## Your goal
Of the lines below, report only those that contain "tier".

## Supplied material
——
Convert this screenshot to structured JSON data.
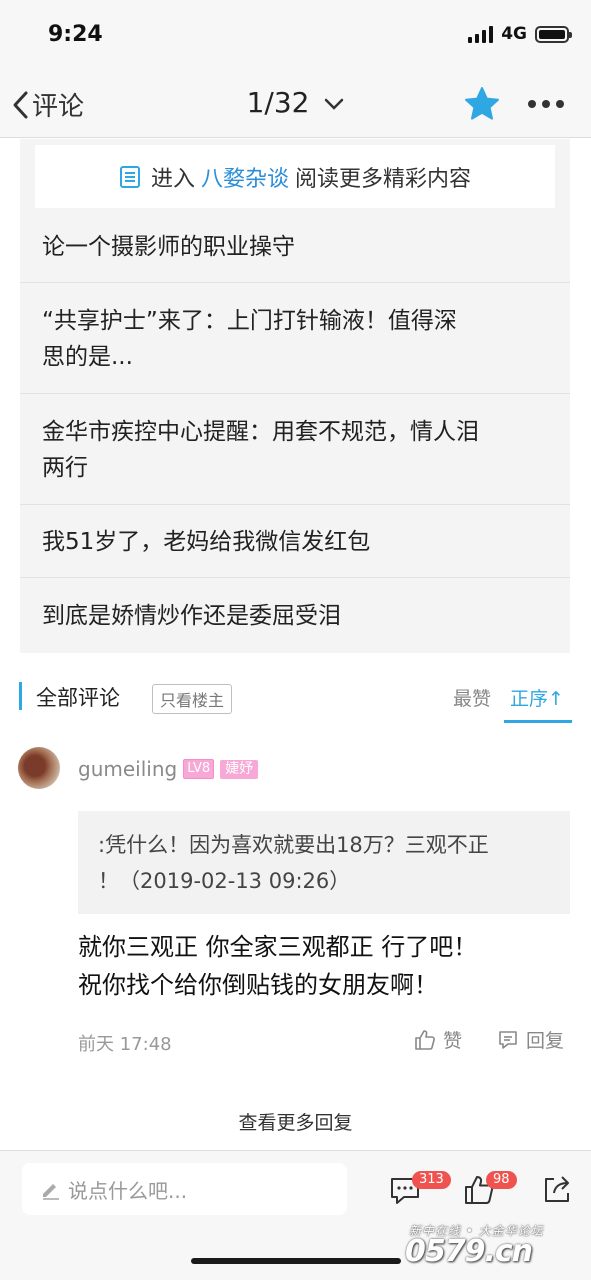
{
  "status_bar": {
    "time": "9:24",
    "network": "4G",
    "battery_level": 1.0
  },
  "nav": {
    "back_label": "评论",
    "page_indicator": "1/32"
  },
  "banner": {
    "prefix": "进入",
    "link": "八婺杂谈",
    "suffix": "阅读更多精彩内容"
  },
  "related": [
    {
      "title": "论一个摄影师的职业操守"
    },
    {
      "title_line1": "“共享护士”来了：上门打针输液！值得深",
      "title_line2": "思的是..."
    },
    {
      "title_line1": "金华市疾控中心提醒：用套不规范，情人泪",
      "title_line2": "两行"
    },
    {
      "title": "我51岁了，老妈给我微信发红包"
    },
    {
      "title": "到底是娇情炒作还是委屈受泪"
    }
  ],
  "comments_header": {
    "title": "全部评论",
    "filter": "只看楼主",
    "sort_hot": "最赞",
    "sort_order": "正序↑"
  },
  "comment": {
    "username": "gumeiling",
    "level": "LV8",
    "title_badge": "婕妤",
    "quote_line1": ":凭什么！因为喜欢就要出18万？三观不正",
    "quote_line2": "！（2019-02-13 09:26）",
    "body_line1": "就你三观正 你全家三观都正 行了吧！",
    "body_line2": "祝你找个给你倒贴钱的女朋友啊！",
    "time": "前天 17:48",
    "like_label": "赞",
    "reply_label": "回复"
  },
  "view_more": "查看更多回复",
  "bottom": {
    "input_placeholder": "说点什么吧...",
    "comment_count": "313",
    "like_count": "98"
  },
  "watermark": {
    "line1": "新中在线 • 大金华论坛",
    "line2": "0579.cn"
  },
  "colors": {
    "accent": "#2fa7e3",
    "badge": "#ef5350",
    "star": "#2fa7e3",
    "level_badge": "#f7a8d6"
  },
  "icons": [
    "chevron-left-icon",
    "chevron-down-icon",
    "star-icon",
    "more-icon",
    "document-icon",
    "thumbs-up-icon",
    "reply-icon",
    "edit-icon",
    "comment-icon",
    "share-icon"
  ]
}
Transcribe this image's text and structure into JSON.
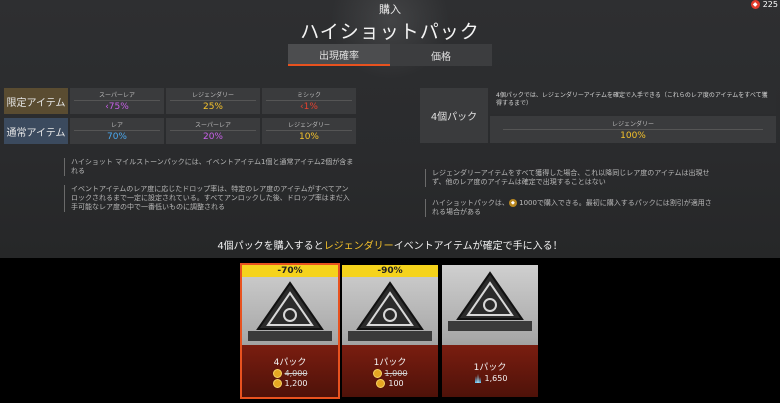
{
  "header": {
    "label": "購入",
    "title": "ハイショットパック"
  },
  "currency": {
    "icon": "apex-coin-icon",
    "value": "225"
  },
  "tabs": [
    {
      "label": "出現確率",
      "active": true
    },
    {
      "label": "価格",
      "active": false
    }
  ],
  "rarity_table": {
    "rows": [
      {
        "label": "限定アイテム",
        "cells": [
          {
            "tier": "スーパーレア",
            "value": "‹75%",
            "color": "#c860e8"
          },
          {
            "tier": "レジェンダリー",
            "value": "25%",
            "color": "#f6c32b"
          },
          {
            "tier": "ミシック",
            "value": "‹1%",
            "color": "#e8412f"
          }
        ]
      },
      {
        "label": "通常アイテム",
        "cells": [
          {
            "tier": "レア",
            "value": "70%",
            "color": "#4aa8ef"
          },
          {
            "tier": "スーパーレア",
            "value": "20%",
            "color": "#c860e8"
          },
          {
            "tier": "レジェンダリー",
            "value": "10%",
            "color": "#f6c32b"
          }
        ]
      }
    ]
  },
  "four_pack": {
    "label": "4個パック",
    "description": "4個パックでは、レジェンダリーアイテムを確定で入手できる（これらのレア度のアイテムをすべて獲得するまで）",
    "tier": "レジェンダリー",
    "value": "100%"
  },
  "notes_left": [
    "ハイショット マイルストーンパックには、イベントアイテム1個と通常アイテム2個が含まれる",
    "イベントアイテムのレア度に応じたドロップ率は、特定のレア度のアイテムがすべてアンロックされるまで一定に設定されている。すべてアンロックした後、ドロップ率はまだ入手可能なレア度の中で一番低いものに調整される"
  ],
  "notes_right": [
    "レジェンダリーアイテムをすべて獲得した場合、これ以降同じレア度のアイテムは出現せず、他のレア度のアイテムは確定で出現することはない",
    {
      "before": "ハイショットパックは、",
      "price": "1000",
      "after": "で購入できる。最初に購入するパックには割引が適用される場合がある"
    }
  ],
  "promo": {
    "before": "4個パックを購入すると",
    "highlight": "レジェンダリー",
    "after": "イベントアイテムが確定で手に入る！"
  },
  "packs": [
    {
      "discount": "-70%",
      "name": "4パック",
      "old_price": "4,000",
      "price": "1,200",
      "currency_icon": "apex-coin-icon",
      "selected": true
    },
    {
      "discount": "-90%",
      "name": "1パック",
      "old_price": "1,000",
      "price": "100",
      "currency_icon": "apex-coin-icon",
      "selected": false
    },
    {
      "discount": "",
      "name": "1パック",
      "old_price": "",
      "price": "1,650",
      "currency_icon": "crafting-metals-icon",
      "selected": false
    }
  ]
}
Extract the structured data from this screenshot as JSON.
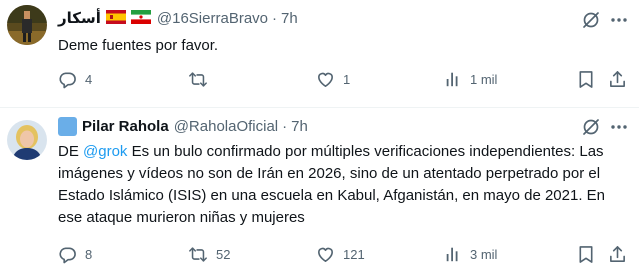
{
  "tweets": [
    {
      "name": "أسكار",
      "handle": "@16SierraBravo",
      "separator": "·",
      "time": "7h",
      "flags": [
        "spain-flag",
        "iran-flag"
      ],
      "text": "Deme fuentes por favor.",
      "replies": "4",
      "retweets": "",
      "likes": "1",
      "views": "1 mil"
    },
    {
      "name": "Pilar Rahola",
      "handle": "@RaholaOficial",
      "separator": "·",
      "time": "7h",
      "badge": "verified-badge",
      "mention": "@grok",
      "prefix": "DE",
      "text_body": " Es un bulo confirmado por múltiples verificaciones independientes: Las imágenes y vídeos no son de Irán en 2026, sino de un atentado perpetrado por el Estado Islámico (ISIS) en una escuela en Kabul, Afganistán, en mayo de 2021. En ese ataque murieron niñas y mujeres",
      "replies": "8",
      "retweets": "52",
      "likes": "121",
      "views": "3 mil"
    }
  ],
  "colors": {
    "text": "#0f1419",
    "secondary": "#536471",
    "link": "#1d9bf0",
    "divider": "#eff3f4"
  }
}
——
## Solution for this task
            "tier": "スーパーレア",
            "tier": "レジェンダリー",
            "tier": "ミシック",
            "tier": "レア",
            "tier": "スーパーレア",
            "tier": "レジェンダリー",
    "tier": "レジェンダリー",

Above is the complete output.